Taquileños run their society based on community collectivism and on the Inca moral code ama sua, ama llulla, ama qhilla, (Quechua for “do not steal, do not lie, do not be lazy”). The island is divided into six sectors for crop rotation purposes. The economy is based on fishing, terraced farming (mostly potatos), and tourist-generated income from the approximately 40,000 tourists who visit each year.
The majority of the inhabitants of Taquile are Catholic. They adapted this religion, harmonizing Andean religion with the syncretic Christian culture. The mother earth (Pachamama), the principal Andean deity, directly controls harvesting and fertility; the island is home to four Apus, Andean mountaintop deities. People make several offerings to these deities each year, and they offer three coca leaves prior to each activity or trip. God is present throughout the year in the festivities. The two Catholic churches are in Centre and Huayllano; a Seventh-day Adventist church is located in Huayrapata.
Taquile has a radio station and is equipped with generators. Islanders have elected to use solar panels to generate energy.
Flowers and trees on the Island include Kolle, the tree used to roof the houses and for firewood, the Cantuta flower (the national flower of Peru), the Chukjo (used as detergent), and Muña, used as natural medicines.
As part of my day excursion on Lake Titicaca, Peru, I was honored to see the Floating Islands, a completely new concept to me. To this day, the Uros people maintain and live on these man-made islands, depending on the lake for their survival, and are a large tourist destination.
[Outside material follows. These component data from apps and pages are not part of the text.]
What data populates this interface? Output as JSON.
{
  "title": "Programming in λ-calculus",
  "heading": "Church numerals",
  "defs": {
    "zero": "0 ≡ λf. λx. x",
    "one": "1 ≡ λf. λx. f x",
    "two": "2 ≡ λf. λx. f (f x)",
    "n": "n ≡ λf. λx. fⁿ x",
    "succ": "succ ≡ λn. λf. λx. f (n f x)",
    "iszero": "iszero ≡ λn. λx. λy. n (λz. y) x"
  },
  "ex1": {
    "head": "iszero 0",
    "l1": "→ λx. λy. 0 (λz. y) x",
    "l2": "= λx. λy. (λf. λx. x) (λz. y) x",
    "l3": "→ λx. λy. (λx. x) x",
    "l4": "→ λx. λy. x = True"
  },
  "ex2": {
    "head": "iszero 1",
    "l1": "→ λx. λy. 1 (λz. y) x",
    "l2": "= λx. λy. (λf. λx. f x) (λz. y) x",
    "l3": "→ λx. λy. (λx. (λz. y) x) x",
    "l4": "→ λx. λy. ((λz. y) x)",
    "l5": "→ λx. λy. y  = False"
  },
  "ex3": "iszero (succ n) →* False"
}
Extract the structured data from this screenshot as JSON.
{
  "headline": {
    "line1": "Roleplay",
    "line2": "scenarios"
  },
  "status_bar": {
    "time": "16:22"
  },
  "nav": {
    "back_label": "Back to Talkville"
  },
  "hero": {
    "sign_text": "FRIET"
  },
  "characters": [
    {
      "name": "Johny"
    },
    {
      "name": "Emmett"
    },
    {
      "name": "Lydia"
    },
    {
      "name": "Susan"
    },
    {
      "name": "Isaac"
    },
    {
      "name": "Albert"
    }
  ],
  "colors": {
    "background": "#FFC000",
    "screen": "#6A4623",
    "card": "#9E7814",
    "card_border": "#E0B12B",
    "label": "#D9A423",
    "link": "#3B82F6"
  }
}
Dragon Boat racing, an old tradition in Puno, the nearest city, is a very popular activity for tourists.
The “Floating Islands” are small man-made islands constructed by the Uros (or Uru) people from layers of cut totora reeds, a thick buoyant reed that grows abundantly in the shallows of Lake Titicaca. The Uros harvest the reeds that naturally grow on the lake’s banks to make the islands by continuously adding reeds to the surface.
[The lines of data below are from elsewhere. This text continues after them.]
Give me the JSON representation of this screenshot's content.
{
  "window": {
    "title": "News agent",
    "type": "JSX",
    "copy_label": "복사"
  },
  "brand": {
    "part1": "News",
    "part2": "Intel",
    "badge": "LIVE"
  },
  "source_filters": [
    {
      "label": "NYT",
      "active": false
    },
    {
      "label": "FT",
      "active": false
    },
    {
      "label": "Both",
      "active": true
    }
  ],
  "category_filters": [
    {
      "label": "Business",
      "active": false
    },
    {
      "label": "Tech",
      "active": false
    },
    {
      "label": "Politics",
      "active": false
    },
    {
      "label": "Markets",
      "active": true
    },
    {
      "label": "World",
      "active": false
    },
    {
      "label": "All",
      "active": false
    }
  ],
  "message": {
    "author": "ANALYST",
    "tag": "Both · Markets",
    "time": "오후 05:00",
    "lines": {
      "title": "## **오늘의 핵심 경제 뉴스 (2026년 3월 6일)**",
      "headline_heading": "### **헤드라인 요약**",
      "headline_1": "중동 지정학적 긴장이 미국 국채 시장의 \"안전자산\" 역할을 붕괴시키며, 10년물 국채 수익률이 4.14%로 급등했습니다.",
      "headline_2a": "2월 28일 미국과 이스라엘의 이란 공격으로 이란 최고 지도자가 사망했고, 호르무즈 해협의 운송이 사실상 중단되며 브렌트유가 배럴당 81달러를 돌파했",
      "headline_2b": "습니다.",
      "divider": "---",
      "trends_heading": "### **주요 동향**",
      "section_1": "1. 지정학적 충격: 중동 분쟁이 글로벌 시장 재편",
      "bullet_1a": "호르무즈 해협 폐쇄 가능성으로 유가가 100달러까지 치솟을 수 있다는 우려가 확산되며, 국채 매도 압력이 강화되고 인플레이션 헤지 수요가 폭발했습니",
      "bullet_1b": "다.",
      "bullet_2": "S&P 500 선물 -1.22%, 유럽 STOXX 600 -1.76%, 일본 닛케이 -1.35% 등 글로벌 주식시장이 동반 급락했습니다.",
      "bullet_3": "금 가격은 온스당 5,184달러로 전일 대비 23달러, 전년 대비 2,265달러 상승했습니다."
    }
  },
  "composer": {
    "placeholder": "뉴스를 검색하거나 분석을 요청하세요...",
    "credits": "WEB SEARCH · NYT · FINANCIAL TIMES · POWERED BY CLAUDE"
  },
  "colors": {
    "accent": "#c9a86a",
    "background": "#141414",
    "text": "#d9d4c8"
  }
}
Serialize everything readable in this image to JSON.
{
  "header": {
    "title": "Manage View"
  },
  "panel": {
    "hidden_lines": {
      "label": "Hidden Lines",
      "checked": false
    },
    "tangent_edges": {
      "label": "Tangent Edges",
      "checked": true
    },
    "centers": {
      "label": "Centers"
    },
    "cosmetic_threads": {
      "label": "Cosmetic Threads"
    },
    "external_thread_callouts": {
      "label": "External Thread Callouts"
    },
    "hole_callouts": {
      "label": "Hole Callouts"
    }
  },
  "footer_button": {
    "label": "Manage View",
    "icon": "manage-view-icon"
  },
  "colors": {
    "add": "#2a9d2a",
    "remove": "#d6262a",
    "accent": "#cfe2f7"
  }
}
According to legend, the Uru people originated in the Amazon and migrated to the area of Lake Titicaca in the pre-Colombian era, where they were oppressed by the local population and were unable to secure land of their own. They built the reed islands, which could be moved into deep water or to different parts of the lake as necessary, for greater safety from their hostile neighbors on land.
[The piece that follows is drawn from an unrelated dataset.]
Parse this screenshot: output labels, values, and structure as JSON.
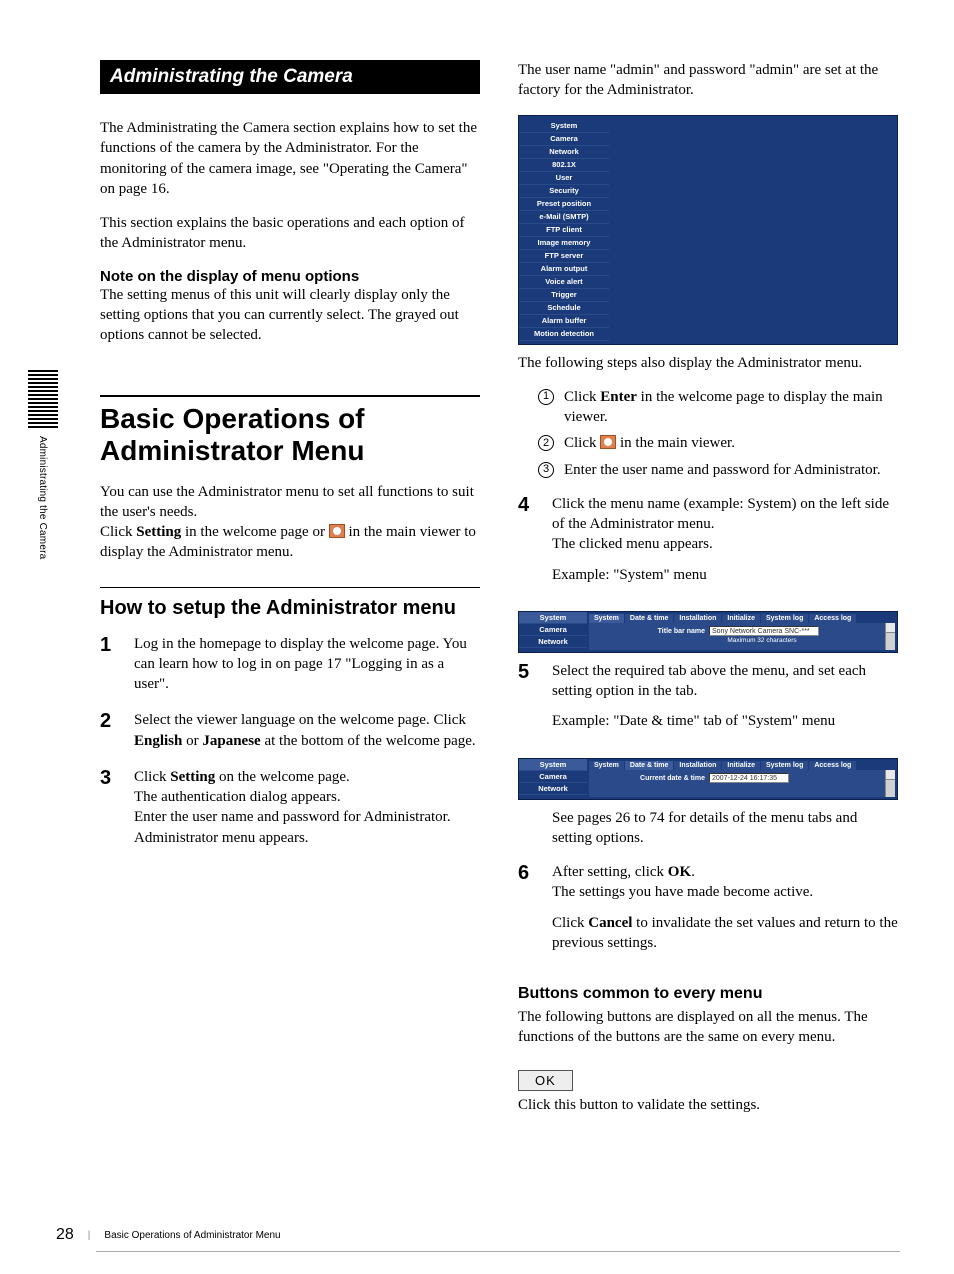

Historically, most of the Uros islands were located near the middle of the lake, about 14 km (9 mi) from the shore; however, in 1986, after a major storm devastated the islands, many Uros rebuilt closer to shore. As of 2011, about 1,200 Uros lived on an archipelago of 60 artificial islands, clustering in the western corner of the lake near Puno, Titicaca’s major Peruvian port town. The islands have become one of Peru’s tourist attractions, allowing the Uros to supplement their hunting and fishing by conveying visitors to the islands by motorboat and selling handicrafts.
Additional information, according to Wikipedia: “The Uru’s islands are located at 3810 meters above sea level, and just five kilometers west from Puno port. Around 2,000 descendants of the Uru were counted in the 1997 census, although only a few hundred still live on and maintain the islands; most have moved to the mainland. The Uru also bury their dead on the mainland in special cemeteries.
Food is cooked with fires placed on piles of stones. To relieve themselves, tiny ‘outhouse’ islands are near the main islands. The ground root absorbs the waste.”